              I suppose I should have said people like Maura Spiegel and Alan Brinkley, whose scholarship is less fun to read is objectively sounder and more reliable than Zinn’s.

  • Anonymous

    Jeb is an okay guy, but honestly, I’m tired of the entire Bush clan. Decent people, but they aren’t grassroots, and they do not understand the Tea Party or the current conservative movement. The Bush’s are establishment Republicans. Jeb Bush is not a conservative. He’s a Republican who leans farther right than his brother does, but definitely not a conservative.

  • JP4

    Mark, once again as he always is- was correct about Jeb Bush.

  • Diamondback

    If someone is a staunch conservative, they’re welcome in the Republican party. If they’re a RINO, then PLEASE, re-register as a demoncrap and stay the hell away from us.

    The above applies equally to all races and ethnicities.

  • Anonymous

    We don’t separate people into groups, Latino, White, Black, etc. Everyone is American. We are all native Americans if we were born here. I resent this and I don’t want Jeb Bush. Go away! No one group deserves special treatment. Everyone is welcome if they agree with our founding principles. Someone please tell the Bush’s to go away. They are getting as annoying as the Clintons.

    Bravo Mark!

  • The PROBLEM with the Bush Clan, is they are RINO’s.

    Alway’s have been, and always WILL be.

    Barbra Bush is a PERFECT example of what I am talking about.

    Do a “background” check at to understand why I say this.

    Who is RELATED to WHO?

    The Bush Clan belongs to the PROGRESSIVE wing of the Republican Party.

    NOT A good thing. We NEED to PURGE the PROGRESSIVE wing of the Republican Party OUT of the Republican Party.

    This Should be one of the MAIN GOAL’s of the TEA Party movement.

  • Wilfrid55

    what a dirty little coward you are Levin…holy christ !

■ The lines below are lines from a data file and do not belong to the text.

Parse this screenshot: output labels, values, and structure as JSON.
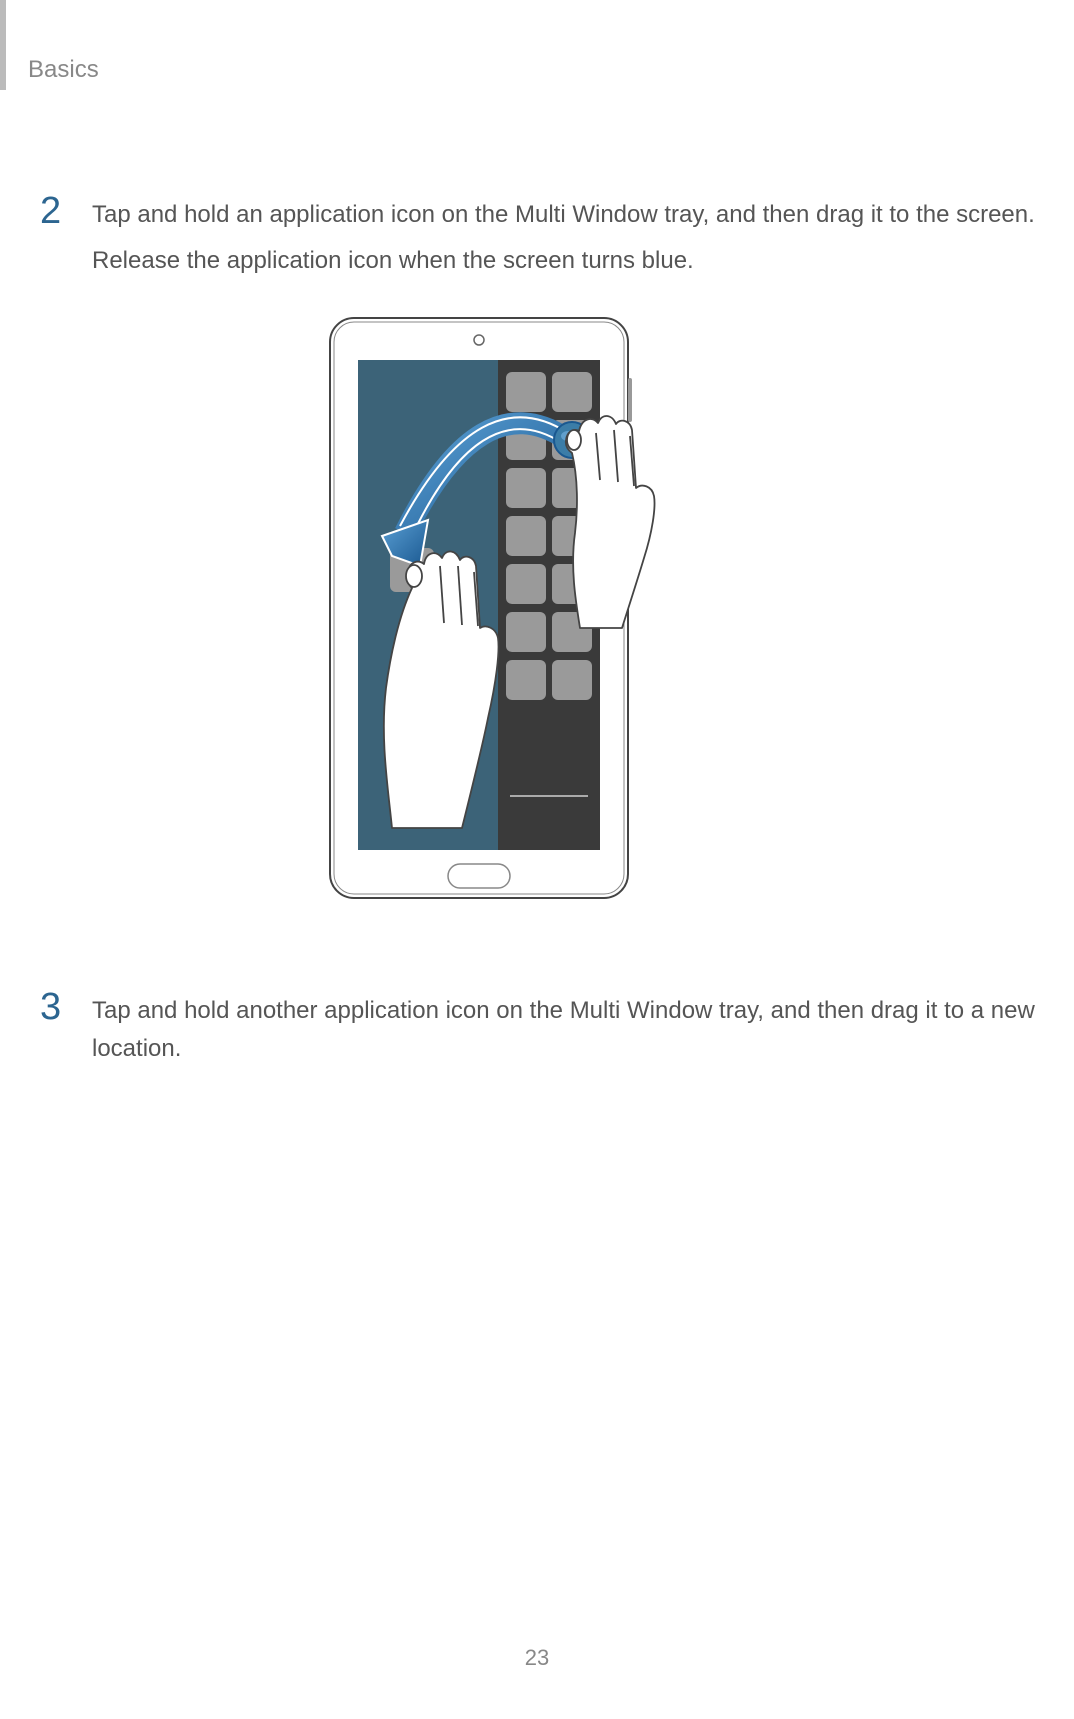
{
  "header": {
    "section_title": "Basics"
  },
  "steps": {
    "step2": {
      "number": "2",
      "line1": "Tap and hold an application icon on the Multi Window tray, and then drag it to the screen.",
      "line2": "Release the application icon when the screen turns blue."
    },
    "step3": {
      "number": "3",
      "text": "Tap and hold another application icon on the Multi Window tray, and then drag it to a new location."
    }
  },
  "footer": {
    "page_number": "23"
  }
}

  • I guess we are all missing a couple of BIG points here, that will identify both men’s positions.
    1) Yes, Jeb wants an inclusive hispanic vote, and a reasonable border immigration policy. But it is for big business. the Immokolee farmers would have loved Jeb!’s concern for them when he was Governor of Florida! That didnt happen.
    2) Jeb and Levin arent adressing the big concern, and that is WHY Mexico, cant provide jobs with the oligopoly government in place? Our gas and oil interests have drained the financial resources of the country. The biggest holiday in Mexico is when they kicked our oil companies out!
    3) We did not hear Jeb’s concern when he or his Bondi, Scott and Putnam Florida GOP’s had to go through the “political eye of the GOP needle.” The Florida AG, Governor and Agriculture consumer guys miled the “white” vote. Fear was the primary motivator in elections.
    We applaud Levin for doing what no other Republican will do, that is to say to former GOP’s “Dont talk from both sides of your mouth.”